Resilience is not something you are born with. It is something you build. Over time, as life comes at you with blind sides, curve balls, and every other unexpected hiccup, you dig deep to find the unexplainable strength every parent has; you find your own resilience and you overcome the impossible. Paula made the decision to be a different kind of mother for her daughter. She is letting her love for her child and her desire to give her the best life give her strength through the struggles and pains of her past.
Wanda is no stranger to the power of support. As an active member of our Healthy Families program, she hardly ever misses a home visit. She has seen the positive impact of home visiting in her own life and wants to share that with others. By attending events such as our Community Baby Shower and our Parent Connection Parties, she shares her caring spirit with people she would have never met outside of PCAT. It is this devotion to sharing kindness that makes her an Unsung Hero.
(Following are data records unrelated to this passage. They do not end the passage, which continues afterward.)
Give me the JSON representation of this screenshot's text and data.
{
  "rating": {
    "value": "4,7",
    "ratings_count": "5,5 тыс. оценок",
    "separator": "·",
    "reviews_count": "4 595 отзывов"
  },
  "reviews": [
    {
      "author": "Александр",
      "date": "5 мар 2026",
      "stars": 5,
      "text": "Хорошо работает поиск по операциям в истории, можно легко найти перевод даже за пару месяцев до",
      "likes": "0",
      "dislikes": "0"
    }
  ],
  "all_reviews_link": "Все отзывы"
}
Her generosity extends beyond her own personal struggles as she refers families to the program and donates items like baby clothes, breast pumps, and so many other things to families in need. Parents like Wanda are the hands and feet of this program. She is compassionate. She is real. She is a mother and she is giving her child a great childhood.
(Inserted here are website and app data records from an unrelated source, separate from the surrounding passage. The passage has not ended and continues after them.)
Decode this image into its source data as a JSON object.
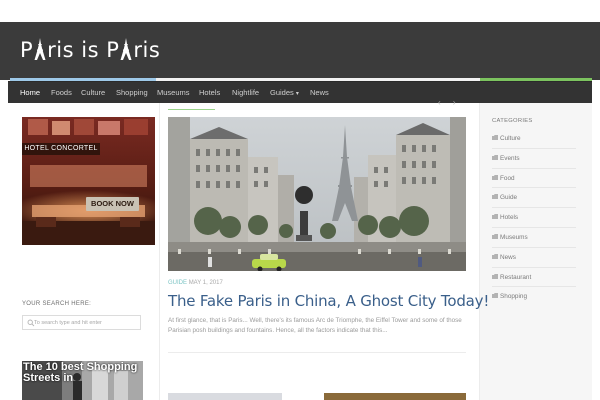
{
  "site": {
    "logo_text": "Paris is Paris",
    "logo_parts": [
      "P",
      "ris is P",
      "ris"
    ]
  },
  "colors": {
    "header_bg": "#3b3b3b",
    "nav_bg": "#333333",
    "accent_blue": "#9ec9e8",
    "accent_green": "#7cc35f",
    "title_blue": "#3a5f8a"
  },
  "nav": {
    "items": [
      {
        "label": "Home",
        "active": true
      },
      {
        "label": "Foods"
      },
      {
        "label": "Culture"
      },
      {
        "label": "Shopping"
      },
      {
        "label": "Museums"
      },
      {
        "label": "Hotels"
      },
      {
        "label": "Nightlife"
      },
      {
        "label": "Guides",
        "has_dropdown": true,
        "icon": "chevron-down-icon"
      },
      {
        "label": "News"
      }
    ]
  },
  "left": {
    "ad": {
      "hotel_name": "HOTEL CONCORTEL",
      "cta": "BOOK NOW"
    },
    "search": {
      "title": "YOUR SEARCH HERE:",
      "placeholder": "To search type and hit enter",
      "icon": "search-icon"
    },
    "thumb": {
      "text": "The 10 best Shopping Streets in"
    }
  },
  "post": {
    "category": "GUIDE",
    "date": "MAY 1, 2017",
    "title": "The Fake Paris in China, A Ghost City Today!",
    "excerpt": "At first glance, that is Paris... Well, there's its famous Arc de Triomphe, the Eiffel Tower and some of those Parisian posh buildings and fountains. Hence, all the factors indicate that this..."
  },
  "slider": {
    "prev": "‹",
    "next": "›"
  },
  "sidebar": {
    "title": "CATEGORIES",
    "icon": "folder-icon",
    "items": [
      "Culture",
      "Events",
      "Food",
      "Guide",
      "Hotels",
      "Museums",
      "News",
      "Restaurant",
      "Shopping"
    ]
  }
}
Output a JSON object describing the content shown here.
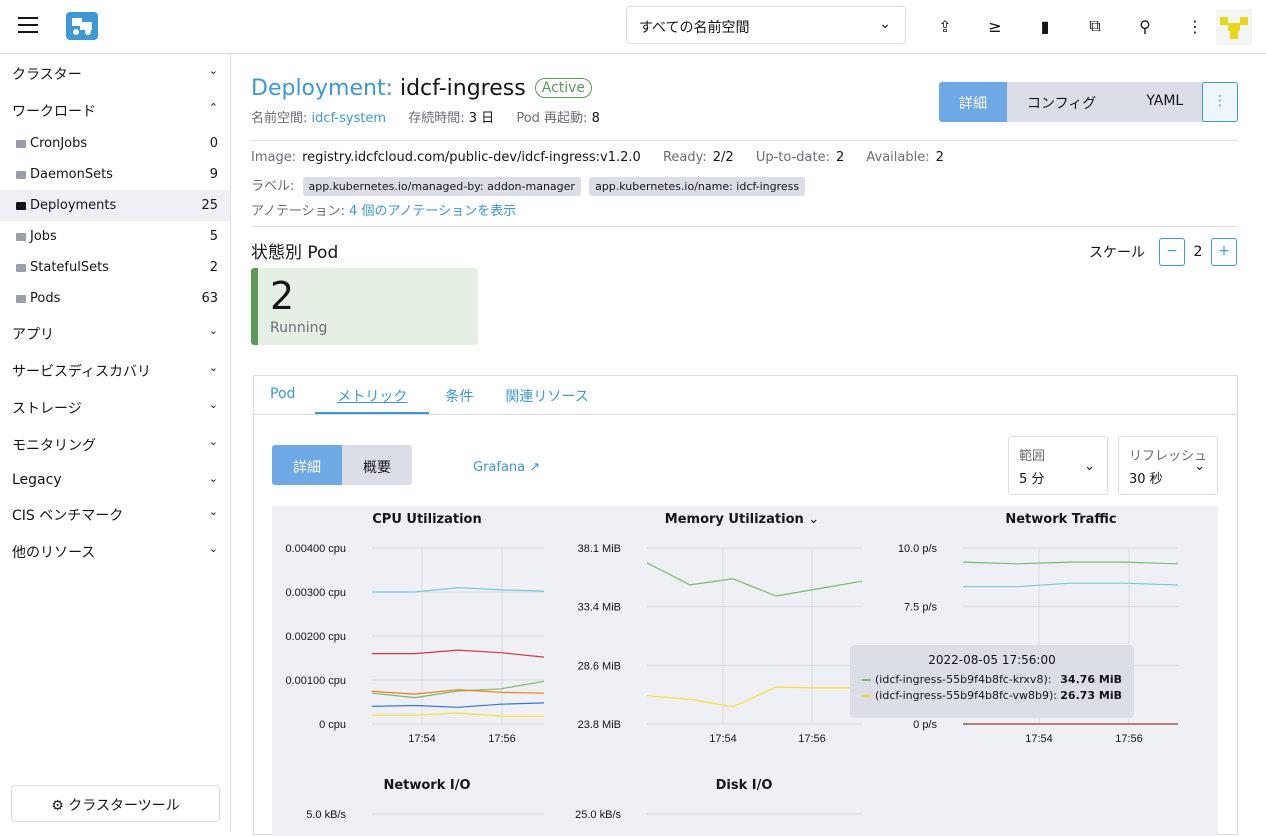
{
  "header": {
    "namespace_select": "すべての名前空間",
    "icons": [
      "upload-icon",
      "terminal-icon",
      "file-icon",
      "copy-icon",
      "search-icon",
      "more-vertical-icon"
    ]
  },
  "sidebar": {
    "groups_top": [
      {
        "label": "クラスター",
        "expanded": false
      },
      {
        "label": "ワークロード",
        "expanded": true
      }
    ],
    "items": [
      {
        "label": "CronJobs",
        "count": "0"
      },
      {
        "label": "DaemonSets",
        "count": "9"
      },
      {
        "label": "Deployments",
        "count": "25",
        "active": true
      },
      {
        "label": "Jobs",
        "count": "5"
      },
      {
        "label": "StatefulSets",
        "count": "2"
      },
      {
        "label": "Pods",
        "count": "63"
      }
    ],
    "groups_bottom": [
      {
        "label": "アプリ"
      },
      {
        "label": "サービスディスカバリ"
      },
      {
        "label": "ストレージ"
      },
      {
        "label": "モニタリング"
      },
      {
        "label": "Legacy"
      },
      {
        "label": "CIS ベンチマーク"
      },
      {
        "label": "他のリソース"
      }
    ],
    "cluster_tools": "クラスターツール"
  },
  "resource": {
    "kind": "Deployment:",
    "name": "idcf-ingress",
    "status": "Active",
    "namespace_label": "名前空間:",
    "namespace": "idcf-system",
    "age_label": "存続時間:",
    "age": "3 日",
    "restarts_label": "Pod 再起動:",
    "restarts": "8"
  },
  "view_tabs": [
    "詳細",
    "コンフィグ",
    "YAML"
  ],
  "details": {
    "image_label": "Image:",
    "image": "registry.idcfcloud.com/public-dev/idcf-ingress:v1.2.0",
    "ready_label": "Ready:",
    "ready": "2/2",
    "uptodate_label": "Up-to-date:",
    "uptodate": "2",
    "available_label": "Available:",
    "available": "2",
    "labels_label": "ラベル:",
    "labels": [
      "app.kubernetes.io/managed-by: addon-manager",
      "app.kubernetes.io/name: idcf-ingress"
    ],
    "annotations_label": "アノテーション:",
    "annotations_link": "4 個のアノテーションを表示"
  },
  "pods": {
    "title": "状態別 Pod",
    "scale_label": "スケール",
    "scale_value": "2",
    "running_count": "2",
    "running_label": "Running"
  },
  "panel_tabs": [
    "Pod",
    "メトリック",
    "条件",
    "関連リソース"
  ],
  "metrics": {
    "mode_buttons": [
      "詳細",
      "概要"
    ],
    "grafana": "Grafana",
    "range_label": "範囲",
    "range_value": "5 分",
    "refresh_label": "リフレッシュ",
    "refresh_value": "30 秒"
  },
  "chart_data": [
    {
      "type": "line",
      "title": "CPU Utilization",
      "x": [
        "17:53",
        "17:54",
        "17:55",
        "17:56",
        "17:57"
      ],
      "yticks": [
        "0.00400 cpu",
        "0.00300 cpu",
        "0.00200 cpu",
        "0.00100 cpu",
        "0 cpu"
      ],
      "xticks": [
        "17:54",
        "17:56"
      ],
      "ylim": [
        0,
        0.004
      ],
      "series": [
        {
          "color": "#74c7e0",
          "values": [
            0.003,
            0.003,
            0.0031,
            0.00305,
            0.00302
          ]
        },
        {
          "color": "#e02f44",
          "values": [
            0.0016,
            0.0016,
            0.00168,
            0.00162,
            0.00152
          ]
        },
        {
          "color": "#73bf69",
          "values": [
            0.0007,
            0.0006,
            0.00075,
            0.0008,
            0.00097
          ]
        },
        {
          "color": "#ff780a",
          "values": [
            0.00074,
            0.00068,
            0.00078,
            0.00072,
            0.0007
          ]
        },
        {
          "color": "#3274d9",
          "values": [
            0.0004,
            0.00042,
            0.00038,
            0.00045,
            0.00048
          ]
        },
        {
          "color": "#fade2a",
          "values": [
            0.0002,
            0.0002,
            0.00025,
            0.00018,
            0.00018
          ]
        }
      ]
    },
    {
      "type": "line",
      "title": "Memory Utilization",
      "x": [
        "17:53",
        "17:54",
        "17:55",
        "17:56",
        "17:57"
      ],
      "yticks": [
        "38.1 MiB",
        "33.4 MiB",
        "28.6 MiB",
        "23.8 MiB"
      ],
      "xticks": [
        "17:54",
        "17:56"
      ],
      "ylim": [
        23.8,
        38.1
      ],
      "series": [
        {
          "name": "(idcf-ingress-55b9f4b8fc-krxv8):",
          "color": "#73bf69",
          "values": [
            36.9,
            35.1,
            35.6,
            34.2,
            34.8,
            35.4
          ]
        },
        {
          "name": "(idcf-ingress-55b9f4b8fc-vw8b9):",
          "color": "#fade2a",
          "values": [
            26.1,
            25.8,
            25.2,
            26.8,
            26.73,
            26.73
          ]
        }
      ],
      "tooltip": {
        "time": "2022-08-05 17:56:00",
        "values": [
          "34.76 MiB",
          "26.73 MiB"
        ]
      }
    },
    {
      "type": "line",
      "title": "Network Traffic",
      "x": [
        "17:53",
        "17:54",
        "17:55",
        "17:56",
        "17:57"
      ],
      "yticks": [
        "10.0 p/s",
        "7.5 p/s",
        "5.0 p/s",
        "0 p/s"
      ],
      "xticks": [
        "17:54",
        "17:56"
      ],
      "ylim": [
        0,
        10
      ],
      "series": [
        {
          "color": "#73bf69",
          "values": [
            9.2,
            9.1,
            9.2,
            9.2,
            9.1
          ]
        },
        {
          "color": "#74c7e0",
          "values": [
            7.8,
            7.8,
            8.0,
            8.0,
            7.9
          ]
        },
        {
          "color": "#8a3f1a",
          "values": [
            0,
            0,
            0,
            0,
            0
          ]
        }
      ]
    },
    {
      "type": "line",
      "title": "Network I/O",
      "yticks": [
        "5.0 kB/s"
      ]
    },
    {
      "type": "line",
      "title": "Disk I/O",
      "yticks": [
        "25.0 kB/s"
      ]
    }
  ]
}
Humility. Empathy. Commitment. Courage. These are just a few words to describe this champion for children. Jennifer first opened up her home to foster care in March of 2017. Since then, she has welcomed 16 foster children into her life and her heart continues to stretch. She and her husband are currently in the process of adopting 3 more children. Jennifer works tirelessly to fight for the ones who are too young to fight for themselves. With a devotion to emotional healing, Jennifer and her husband care for children experiencing various adverse childhood experiences. Jennifer understands the need for relationship, so she makes it a priority to first meet a child where they are at. She spends time focusing on a genuine connection with a child in order to build a trusting bond with them. With this bond in place, she is able to support their stability and foster growth towards a new norm that is healthy. Jennifer’s patience and compassion have brought her into schools, courts, and many other public arenas where she has stood up and spoken out for the lost and abandoned. We are honored to give our thanks to this Unsung Hero.
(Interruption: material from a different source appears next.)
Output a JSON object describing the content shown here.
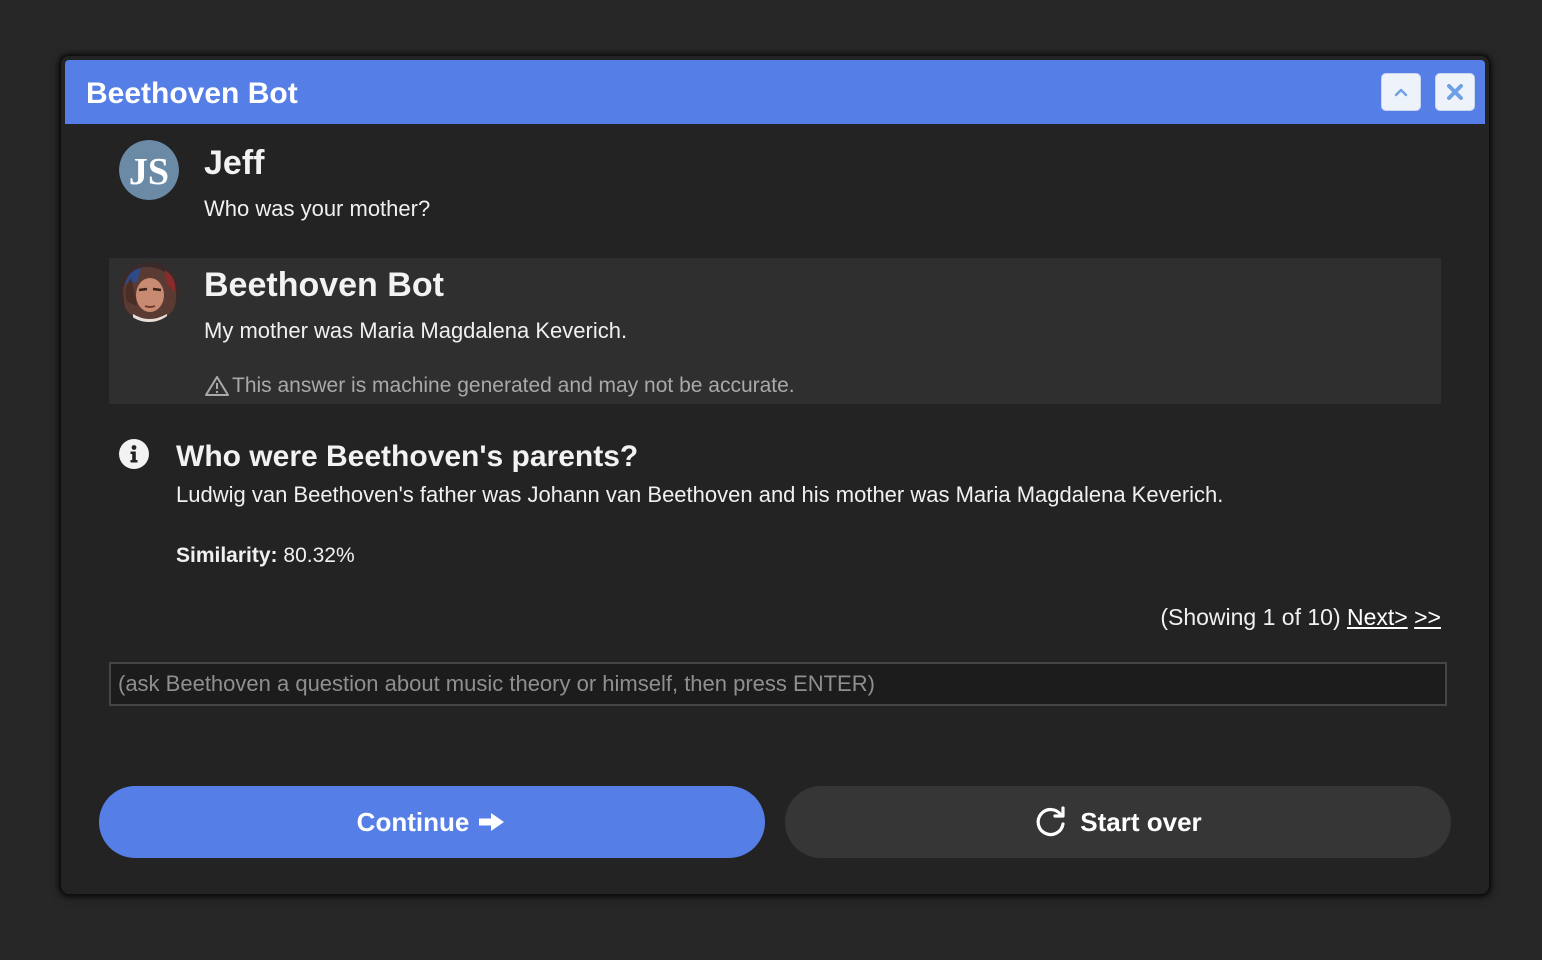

Every adult who considers raising a relative child due to the biological parent's inability to provide care is an unsung hero, however Ms. Johnson has redefined this role. Ms. Johnson entered the Davidson County Relative Caregiver Program in March of 2010. At this time, she was already caring for her 11 years old grandchild and 2-year-old great-nephew. Ms. Johnson has become a peer mentor and advocate for other caregivers with children on the Autism Spectrum and regularly offers her experience and wisdom to new caregivers struggling to find their children the necessary tools they need to thrive. She uses her lived experience in navigating social and behavioral services to support other caregivers. She is a passionate advocate for individualized approaches and sees each child with their own unique set of strengths and needs. Ms. Johnson is an unsung hero because her passion, love, and dedication for children exceeds expectations and because of her, we are a stronger community and will have an even stronger generation of children who have access to resources necessary to share their story.